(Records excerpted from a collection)
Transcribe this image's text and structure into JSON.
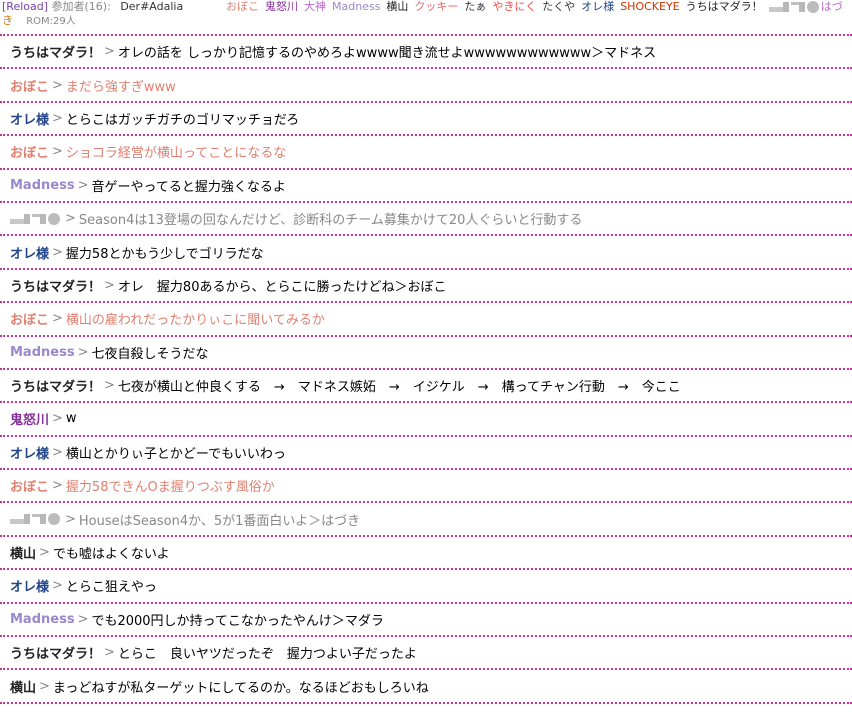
{
  "header": {
    "reload": "[Reload]",
    "participants": "参加者(16):",
    "user": "Der#Adalia",
    "rom_prefix": "き",
    "rom": "ROM:29人"
  },
  "userlist": [
    {
      "name": "おぼこ",
      "color": "#e08070"
    },
    {
      "name": "鬼怒川",
      "color": "#883399"
    },
    {
      "name": "大神",
      "color": "#bb66cc"
    },
    {
      "name": "Madness",
      "color": "#9988cc"
    },
    {
      "name": "横山",
      "color": "#222222"
    },
    {
      "name": "クッキー",
      "color": "#ee6666"
    },
    {
      "name": "たぁ",
      "color": "#333333"
    },
    {
      "name": "やきにく",
      "color": "#ff4444"
    },
    {
      "name": "たくや",
      "color": "#333333"
    },
    {
      "name": "オレ様",
      "color": "#224488"
    },
    {
      "name": "SHOCKEYE",
      "color": "#cc3300"
    },
    {
      "name": "うちはマダラ！",
      "color": "#222222"
    },
    {
      "name": "はづ",
      "color": "#bb66cc"
    }
  ],
  "messages": [
    {
      "name": "うちはマダラ！",
      "name_color": "#222222",
      "text": "オレの話を しっかり記憶するのやめろよwwww聞き流せよwwwwwwwwwwww＞マドネス",
      "text_color": "#000000"
    },
    {
      "name": "おぼこ",
      "name_color": "#e08070",
      "text": "まだら強すぎwww",
      "text_color": "#e08070"
    },
    {
      "name": "オレ様",
      "name_color": "#224488",
      "text": "とらこはガッチガチのゴリマッチョだろ",
      "text_color": "#000000"
    },
    {
      "name": "おぼこ",
      "name_color": "#e08070",
      "text": "ショコラ経営が横山ってことになるな",
      "text_color": "#e08070"
    },
    {
      "name": "Madness",
      "name_color": "#9988cc",
      "text": "音ゲーやってると握力強くなるよ",
      "text_color": "#000000"
    },
    {
      "name": "",
      "avatar": true,
      "text": "Season4は13登場の回なんだけど、診断科のチーム募集かけて20人ぐらいと行動する",
      "text_color": "#888888"
    },
    {
      "name": "オレ様",
      "name_color": "#224488",
      "text": "握力58とかもう少しでゴリラだな",
      "text_color": "#000000"
    },
    {
      "name": "うちはマダラ！",
      "name_color": "#222222",
      "text": "オレ　握力80あるから、とらこに勝ったけどね＞おぼこ",
      "text_color": "#000000"
    },
    {
      "name": "おぼこ",
      "name_color": "#e08070",
      "text": "横山の雇われだったかりぃこに聞いてみるか",
      "text_color": "#e08070"
    },
    {
      "name": "Madness",
      "name_color": "#9988cc",
      "text": "七夜自殺しそうだな",
      "text_color": "#000000"
    },
    {
      "name": "うちはマダラ！",
      "name_color": "#222222",
      "text": "七夜が横山と仲良くする　→　マドネス嫉妬　→　イジケル　→　構ってチャン行動　→　今ここ",
      "text_color": "#000000"
    },
    {
      "name": "鬼怒川",
      "name_color": "#883399",
      "text": "w",
      "text_color": "#000000"
    },
    {
      "name": "オレ様",
      "name_color": "#224488",
      "text": "横山とかりぃ子とかどーでもいいわっ",
      "text_color": "#000000"
    },
    {
      "name": "おぼこ",
      "name_color": "#e08070",
      "text": "握力58できんOま握りつぶす風俗か",
      "text_color": "#e08070"
    },
    {
      "name": "",
      "avatar": true,
      "text": "HouseはSeason4か、5が1番面白いよ＞はづき",
      "text_color": "#888888"
    },
    {
      "name": "横山",
      "name_color": "#222222",
      "text": "でも嘘はよくないよ",
      "text_color": "#000000"
    },
    {
      "name": "オレ様",
      "name_color": "#224488",
      "text": "とらこ狙えやっ",
      "text_color": "#000000"
    },
    {
      "name": "Madness",
      "name_color": "#9988cc",
      "text": "でも2000円しか持ってこなかったやんけ＞マダラ",
      "text_color": "#000000"
    },
    {
      "name": "うちはマダラ！",
      "name_color": "#222222",
      "text": "とらこ　良いヤツだったぞ　握力つよい子だったよ",
      "text_color": "#000000"
    },
    {
      "name": "横山",
      "name_color": "#222222",
      "text": "まっどねすが私ターゲットにしてるのか。なるほどおもしろいね",
      "text_color": "#000000"
    }
  ]
}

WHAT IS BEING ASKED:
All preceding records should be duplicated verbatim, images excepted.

RESPONSE TO THIS TASK:
Transcribe this image's text and structure into JSON.
{
  "header": {
    "reload": "[Reload]",
    "participants": "参加者(16):",
    "user": "Der#Adalia",
    "rom_prefix": "き",
    "rom": "ROM:29人"
  },
  "userlist": [
    {
      "name": "おぼこ",
      "color": "#e08070"
    },
    {
      "name": "鬼怒川",
      "color": "#883399"
    },
    {
      "name": "大神",
      "color": "#bb66cc"
    },
    {
      "name": "Madness",
      "color": "#9988cc"
    },
    {
      "name": "横山",
      "color": "#222222"
    },
    {
      "name": "クッキー",
      "color": "#ee6666"
    },
    {
      "name": "たぁ",
      "color": "#333333"
    },
    {
      "name": "やきにく",
      "color": "#ff4444"
    },
    {
      "name": "たくや",
      "color": "#333333"
    },
    {
      "name": "オレ様",
      "color": "#224488"
    },
    {
      "name": "SHOCKEYE",
      "color": "#cc3300"
    },
    {
      "name": "うちはマダラ！",
      "color": "#222222"
    },
    {
      "name": "はづ",
      "color": "#bb66cc"
    }
  ],
  "messages": [
    {
      "name": "うちはマダラ！",
      "name_color": "#222222",
      "text": "オレの話を しっかり記憶するのやめろよwwww聞き流せよwwwwwwwwwwww＞マドネス",
      "text_color": "#000000"
    },
    {
      "name": "おぼこ",
      "name_color": "#e08070",
      "text": "まだら強すぎwww",
      "text_color": "#e08070"
    },
    {
      "name": "オレ様",
      "name_color": "#224488",
      "text": "とらこはガッチガチのゴリマッチョだろ",
      "text_color": "#000000"
    },
    {
      "name": "おぼこ",
      "name_color": "#e08070",
      "text": "ショコラ経営が横山ってことになるな",
      "text_color": "#e08070"
    },
    {
      "name": "Madness",
      "name_color": "#9988cc",
      "text": "音ゲーやってると握力強くなるよ",
      "text_color": "#000000"
    },
    {
      "name": "",
      "avatar": true,
      "text": "Season4は13登場の回なんだけど、診断科のチーム募集かけて20人ぐらいと行動する",
      "text_color": "#888888"
    },
    {
      "name": "オレ様",
      "name_color": "#224488",
      "text": "握力58とかもう少しでゴリラだな",
      "text_color": "#000000"
    },
    {
      "name": "うちはマダラ！",
      "name_color": "#222222",
      "text": "オレ　握力80あるから、とらこに勝ったけどね＞おぼこ",
      "text_color": "#000000"
    },
    {
      "name": "おぼこ",
      "name_color": "#e08070",
      "text": "横山の雇われだったかりぃこに聞いてみるか",
      "text_color": "#e08070"
    },
    {
      "name": "Madness",
      "name_color": "#9988cc",
      "text": "七夜自殺しそうだな",
      "text_color": "#000000"
    },
    {
      "name": "うちはマダラ！",
      "name_color": "#222222",
      "text": "七夜が横山と仲良くする　→　マドネス嫉妬　→　イジケル　→　構ってチャン行動　→　今ここ",
      "text_color": "#000000"
    },
    {
      "name": "鬼怒川",
      "name_color": "#883399",
      "text": "w",
      "text_color": "#000000"
    },
    {
      "name": "オレ様",
      "name_color": "#224488",
      "text": "横山とかりぃ子とかどーでもいいわっ",
      "text_color": "#000000"
    },
    {
      "name": "おぼこ",
      "name_color": "#e08070",
      "text": "握力58できんOま握りつぶす風俗か",
      "text_color": "#e08070"
    },
    {
      "name": "",
      "avatar": true,
      "text": "HouseはSeason4か、5が1番面白いよ＞はづき",
      "text_color": "#888888"
    },
    {
      "name": "横山",
      "name_color": "#222222",
      "text": "でも嘘はよくないよ",
      "text_color": "#000000"
    },
    {
      "name": "オレ様",
      "name_color": "#224488",
      "text": "とらこ狙えやっ",
      "text_color": "#000000"
    },
    {
      "name": "Madness",
      "name_color": "#9988cc",
      "text": "でも2000円しか持ってこなかったやんけ＞マダラ",
      "text_color": "#000000"
    },
    {
      "name": "うちはマダラ！",
      "name_color": "#222222",
      "text": "とらこ　良いヤツだったぞ　握力つよい子だったよ",
      "text_color": "#000000"
    },
    {
      "name": "横山",
      "name_color": "#222222",
      "text": "まっどねすが私ターゲットにしてるのか。なるほどおもしろいね",
      "text_color": "#000000"
    }
  ]
}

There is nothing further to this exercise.